A couple weeks ago, Sen. Rockefeller partnered with Sen. Olympia Snowe to introduce a major revision to the bill that, among other things, made changes the emergency “kill switch” provision. The revision was adopted by the committee last Thursday and the bill was approved. It’s now ready for consideration by the full Senate. The revised bill would require the President to develop an “emergency response an restoration” plan with the help of private industry and other government agencies, but it is vague enough that it does not actually limit what the plan can include. The President would still have authority to declare an emergency and implement the plan without first seeking congressional approval, though he would have to report to Congress within 48 hours after declaring an emergency. The revised bill also doesn’t require the plan to be made public, so it could potentially give the President the same authority to restrict internet access as the original bill did, just without being explicitly and publicly stated in the legislation itself.I'm sure people like former DNI Mike McConnell will trot out their cyberscare stories (see this great piece on how anyone using "cyber" is usually full of it.) declaring just how essential it is that we lock down the Internet. Not too long ago, McConnell was out pushing this line:
We need to develop an early-warning system to monitor cyberspace, identify intrusions and locate the source of attacks with a trail of evidence that can support diplomatic, military and legal options — and we must be able to do this in milliseconds.
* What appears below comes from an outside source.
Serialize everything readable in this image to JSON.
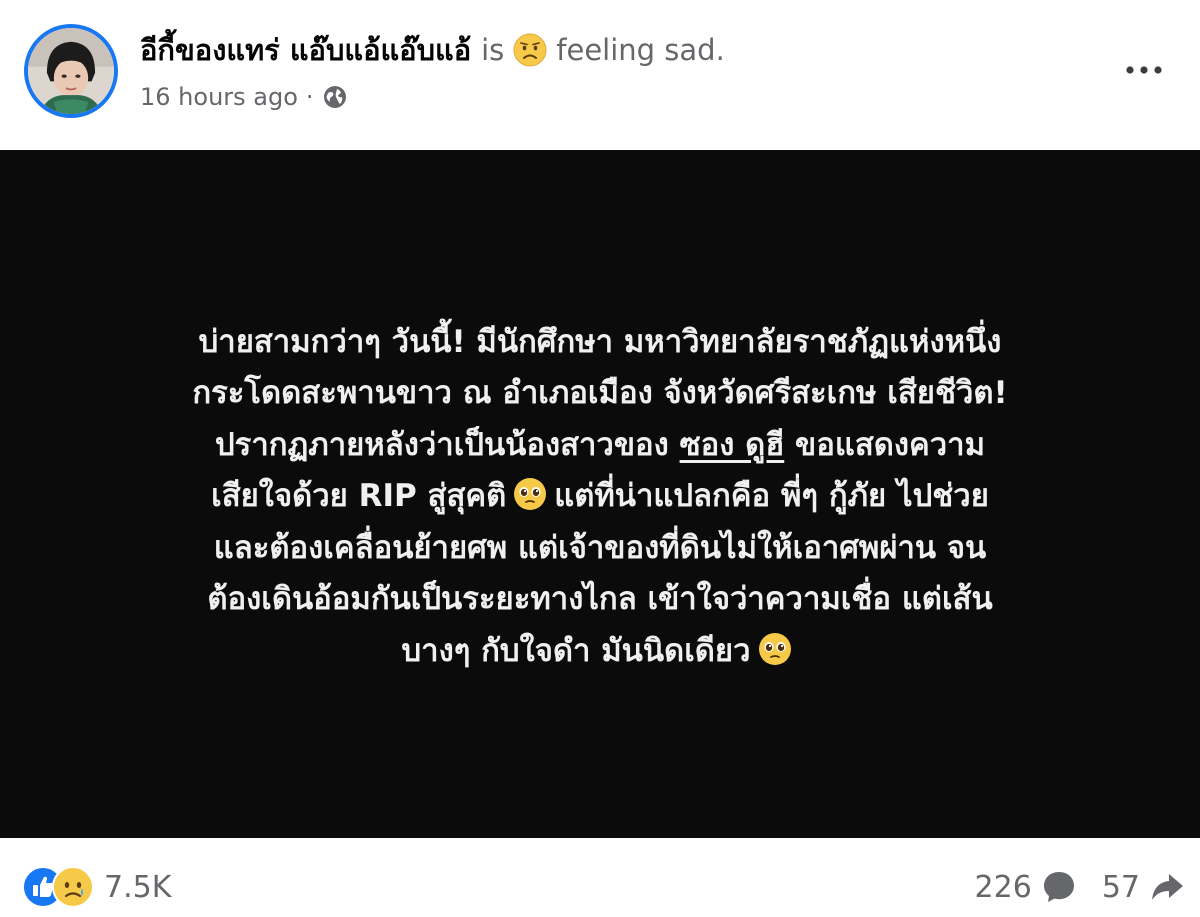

More specifically, we need to re-engineer the Internet to make attribution, geo-location, intelligence analysis and impact assessment — who did it, from where, why and what was the result — more manageable. The technologies are already available from public and private sources and can be further developed if we have the will to build them into our systems and to work with our allies and trading partners so they will do the same.Wired's Ryan Singel helps clarify that:
Re-read that sentence. He’s talking about changing the internet to make everything anyone does on the net traceable and geo-located so the National Security Agency can pinpoint users and their computers for retaliation if the U.S. government doesn’t like what’s written in an e-mail, what search terms were used, what movies were downloaded. Or the tech could be useful if a computer got hijacked without your knowledge and used as part of a botnet.Yeah, I think I'm going to pass on the advice of industry players that have devoted their lives to concealing the truth from the public. I just fear that they'll be as successful with this effort as they have been before. That is, they never do manage to actually conceal the truth. All they need to do is convince enough of the generally-uninterested public to trust their version, and the public will go along with it. And, for the most part, that's been a massively successful strategy. I used to think the Internet would help put an end to that. But more and more it looks like that might help put an end to the Internet.
The places, they call to me. A most excellent friend just brought up the possibility of returning to Argentina. I managed this snap on my first trip there:
Not bad for a furtive cellphone shot, eh? But really, it captures so much of what makes me really want to head back. As does the music of the Gotan Project:
I'd love this WashCycle post for the title alone, but there's lots of interesting info on significant improvements coming to DC's streets.
Here's a very good summary of the various differences between the House and Senate HCR bills, and how they were sorted out. I didn't realize that undocumented immigrants were prohibited from buying (unsubsidized) insurance through the exchanges. Insistence on its inclusion just exposes the lie that this is about costs. Rather, it's about being spiteful (a guiding philosophy for many, to be sure). The entire thing is worth a read, especially in light of all the lies that are being passed around (and will continue to be, even after this is passed and we see that none of the previous lies were true).